Funded largely by provincial and federal governments, Guru Nanak Niwas was the brainchild of the Progressive Intercultural Community Services (PICS).
Now PICS is one of a range of B.C. immigrant-support groups pressuring governments to spend hundreds of millions of dollars to build more ethnic-specific facilities, including for Muslim and Chinese immigrants.
Some critics say taxpayers should not be paying for such ethnically-specific seniors homes.
But Sood and Charan Gill, the dynamic founder of PICS, insist there is a third major reason, in addition to language and cuisine, to create residences specifically for South Asian and other visible-minority seniors: Widespread elder abuse in the immigrant population.

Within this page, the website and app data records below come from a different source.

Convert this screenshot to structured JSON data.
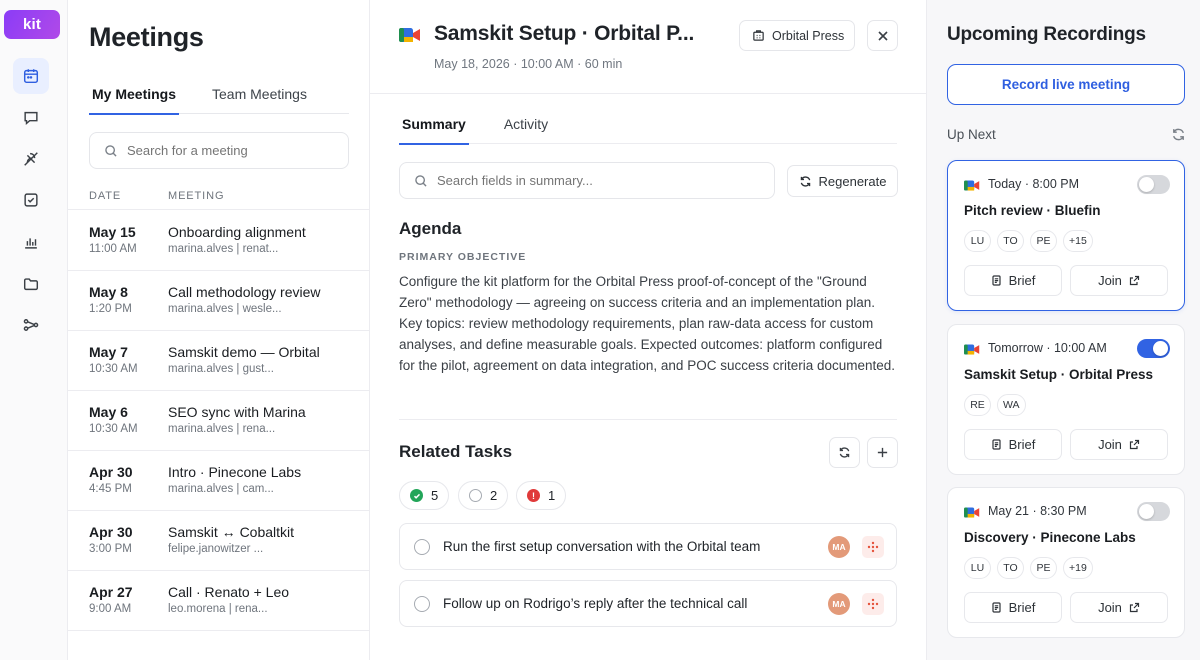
{
  "app": {
    "logo": "kit"
  },
  "meetings": {
    "title": "Meetings",
    "tabs": [
      {
        "label": "My Meetings",
        "active": true
      },
      {
        "label": "Team Meetings",
        "active": false
      }
    ],
    "search_placeholder": "Search for a meeting",
    "columns": {
      "date": "DATE",
      "meeting": "MEETING"
    },
    "rows": [
      {
        "date": "May 15",
        "time": "11:00 AM",
        "name": "Onboarding alignment",
        "people": "marina.alves | renat..."
      },
      {
        "date": "May 8",
        "time": "1:20 PM",
        "name": "Call methodology review",
        "people": "marina.alves | wesle..."
      },
      {
        "date": "May 7",
        "time": "10:30 AM",
        "name": "Samskit demo — Orbital",
        "people": "marina.alves | gust..."
      },
      {
        "date": "May 6",
        "time": "10:30 AM",
        "name": "SEO sync with Marina",
        "people": "marina.alves | rena..."
      },
      {
        "date": "Apr 30",
        "time": "4:45 PM",
        "name": "Intro · Pinecone Labs",
        "people": "marina.alves | cam..."
      },
      {
        "date": "Apr 30",
        "time": "3:00 PM",
        "name": "Samskit ↔ Cobaltkit",
        "people": "felipe.janowitzer ..."
      },
      {
        "date": "Apr 27",
        "time": "9:00 AM",
        "name": "Call · Renato + Leo",
        "people": "leo.morena | rena..."
      }
    ]
  },
  "detail": {
    "title": "Samskit Setup · Orbital P...",
    "subtitle": "May 18, 2026 · 10:00 AM · 60 min",
    "company": "Orbital Press",
    "tabs": [
      {
        "label": "Summary",
        "active": true
      },
      {
        "label": "Activity",
        "active": false
      }
    ],
    "summary_search_placeholder": "Search fields in summary...",
    "regenerate_label": "Regenerate",
    "agenda": {
      "heading": "Agenda",
      "objective_label": "PRIMARY OBJECTIVE",
      "objective_text": "Configure the kit platform for the Orbital Press proof-of-concept of the \"Ground Zero\" methodology — agreeing on success criteria and an implementation plan. Key topics: review methodology requirements, plan raw-data access for custom analyses, and define measurable goals. Expected outcomes: platform configured for the pilot, agreement on data integration, and POC success criteria documented."
    },
    "related_tasks": {
      "heading": "Related Tasks",
      "counts": {
        "done": "5",
        "open": "2",
        "overdue": "1",
        "overdue_mark": "!"
      },
      "tasks": [
        {
          "text": "Run the first setup conversation with the Orbital team",
          "assignee": "MA"
        },
        {
          "text": "Follow up on Rodrigo’s reply after the technical call",
          "assignee": "MA"
        }
      ]
    }
  },
  "upcoming": {
    "title": "Upcoming Recordings",
    "record_label": "Record live meeting",
    "up_next_label": "Up Next",
    "brief_label": "Brief",
    "join_label": "Join",
    "cards": [
      {
        "when": "Today · 8:00 PM",
        "title": "Pitch review · Bluefin",
        "participants": [
          "LU",
          "TO",
          "PE",
          "+15"
        ],
        "recording": false,
        "selected": true
      },
      {
        "when": "Tomorrow · 10:00 AM",
        "title": "Samskit Setup · Orbital Press",
        "participants": [
          "RE",
          "WA"
        ],
        "recording": true,
        "selected": false
      },
      {
        "when": "May 21 · 8:30 PM",
        "title": "Discovery · Pinecone Labs",
        "participants": [
          "LU",
          "TO",
          "PE",
          "+19"
        ],
        "recording": false,
        "selected": false
      }
    ]
  },
  "colors": {
    "accent": "#3163e3",
    "done": "#22a559",
    "alert": "#e03a3a",
    "brand": "#8b3cf7"
  }
}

“It’s a huge problem,” says Gill, 80.
“We hear stories of financial and emotional abuse of elders every day here. But no one wants to talk about it,” he says, noting that members of immigrant communities are often ashamed their co-ethnics are not properly taking care of their elders.
Even though Statistics Canada figures show South Asian grandparents in Canada are eight times more likely to live with their children and grandchildren than ethnic Japanese and Caucasian grandparents, many of Metro’s 250,000 South Asians still yearn to live separate from their offspring.
“Given a chance, these seniors would never leave their homes because of the strong sense of family and affinity towards their culture,” says PICS communications officer Shruti Prakash-Joshi.
“(But) PICS works very closely with seniors and we are witness to some horrific stories relating to financial and other abuse.”
PICS is lobbying the federal and provincial governments for more than $45 million to build a new “Diversity Village” on property it has bought in the Cloverdale area of Surrey. The 140-bed facility would have different sections for seniors of different ethnic backgrounds.
Meanwhile, leaders among Metro Vancouver’s 400,000-member ethnic Chinese population are also pushing for more of their own “culturally appropriate” seniors homes, which would employ Chinese-speaking staff.
As well, Muslim leaders in Burnaby and elsewhere are pressing the province for specialized seniors homes for immigrants from Muslim-majority countries.